─── SUPPLIED RECORDS
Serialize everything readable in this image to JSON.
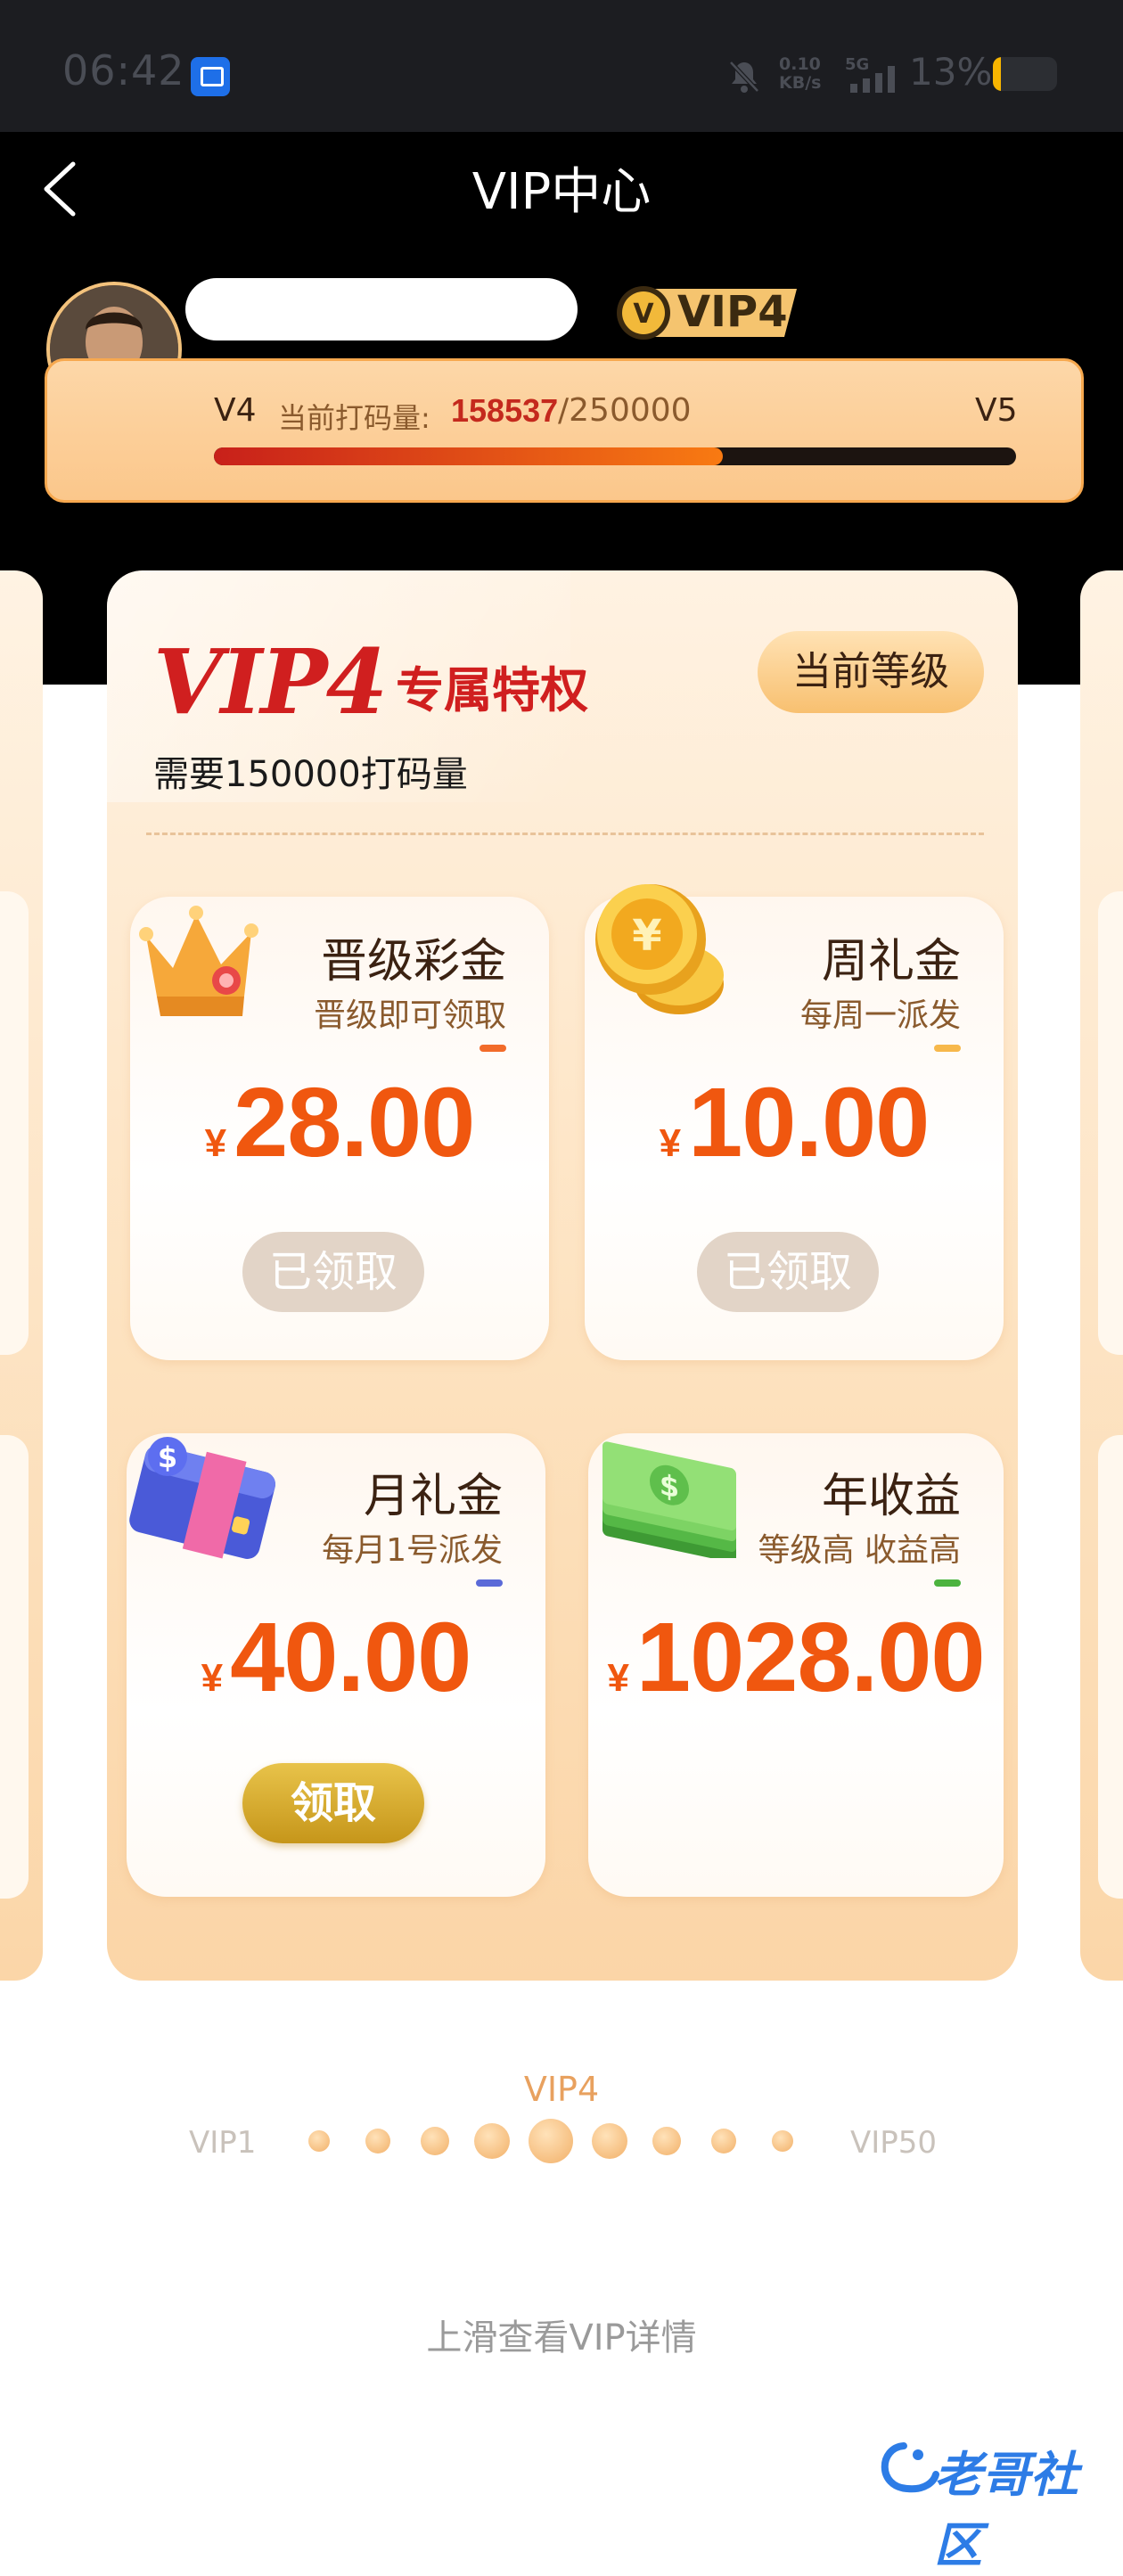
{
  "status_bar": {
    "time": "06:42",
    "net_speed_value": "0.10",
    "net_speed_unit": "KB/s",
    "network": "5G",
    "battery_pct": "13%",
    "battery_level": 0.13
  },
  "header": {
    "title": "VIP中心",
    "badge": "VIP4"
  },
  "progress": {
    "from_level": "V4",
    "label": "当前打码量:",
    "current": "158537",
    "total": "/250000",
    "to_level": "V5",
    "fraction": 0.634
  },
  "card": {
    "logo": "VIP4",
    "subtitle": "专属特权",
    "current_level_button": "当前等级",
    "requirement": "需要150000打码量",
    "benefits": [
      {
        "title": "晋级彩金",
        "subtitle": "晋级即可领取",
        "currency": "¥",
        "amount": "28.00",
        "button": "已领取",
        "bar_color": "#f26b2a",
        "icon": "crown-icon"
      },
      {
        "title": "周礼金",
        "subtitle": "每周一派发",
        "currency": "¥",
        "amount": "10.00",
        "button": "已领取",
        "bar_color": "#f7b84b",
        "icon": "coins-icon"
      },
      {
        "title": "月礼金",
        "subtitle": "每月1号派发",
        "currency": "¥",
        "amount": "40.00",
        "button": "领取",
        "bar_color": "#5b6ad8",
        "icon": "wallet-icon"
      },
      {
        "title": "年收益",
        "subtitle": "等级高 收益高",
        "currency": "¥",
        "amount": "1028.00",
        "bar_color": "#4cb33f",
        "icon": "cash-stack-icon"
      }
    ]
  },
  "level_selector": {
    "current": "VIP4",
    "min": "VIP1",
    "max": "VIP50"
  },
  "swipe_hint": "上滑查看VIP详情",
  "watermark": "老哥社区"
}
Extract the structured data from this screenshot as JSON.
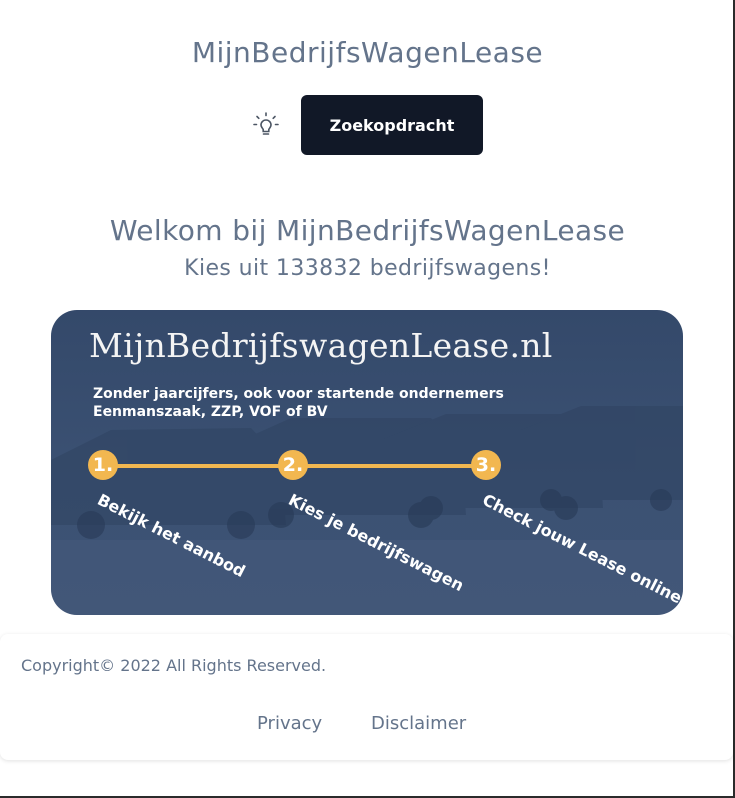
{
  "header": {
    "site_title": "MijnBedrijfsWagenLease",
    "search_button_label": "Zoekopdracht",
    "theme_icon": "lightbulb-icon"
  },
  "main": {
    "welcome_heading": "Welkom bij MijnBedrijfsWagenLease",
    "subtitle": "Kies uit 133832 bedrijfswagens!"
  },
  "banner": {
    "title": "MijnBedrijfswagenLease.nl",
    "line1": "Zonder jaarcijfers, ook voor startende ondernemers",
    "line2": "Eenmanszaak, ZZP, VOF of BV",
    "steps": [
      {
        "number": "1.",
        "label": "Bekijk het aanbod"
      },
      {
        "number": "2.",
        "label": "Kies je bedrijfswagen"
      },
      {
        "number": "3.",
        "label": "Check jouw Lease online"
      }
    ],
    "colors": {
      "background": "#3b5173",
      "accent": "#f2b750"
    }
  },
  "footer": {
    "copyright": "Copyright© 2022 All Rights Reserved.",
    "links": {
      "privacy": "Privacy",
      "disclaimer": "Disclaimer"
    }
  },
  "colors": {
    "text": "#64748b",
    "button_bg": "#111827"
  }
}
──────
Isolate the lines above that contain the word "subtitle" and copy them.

YOUR RESPONSE -
    "subtitle": "专属特权",
        "subtitle": "晋级即可领取",
        "subtitle": "每周一派发",
        "subtitle": "每月1号派发",
        "subtitle": "等级高 收益高",
    "subtitle": "Kies uit 133832 bedrijfswagens!"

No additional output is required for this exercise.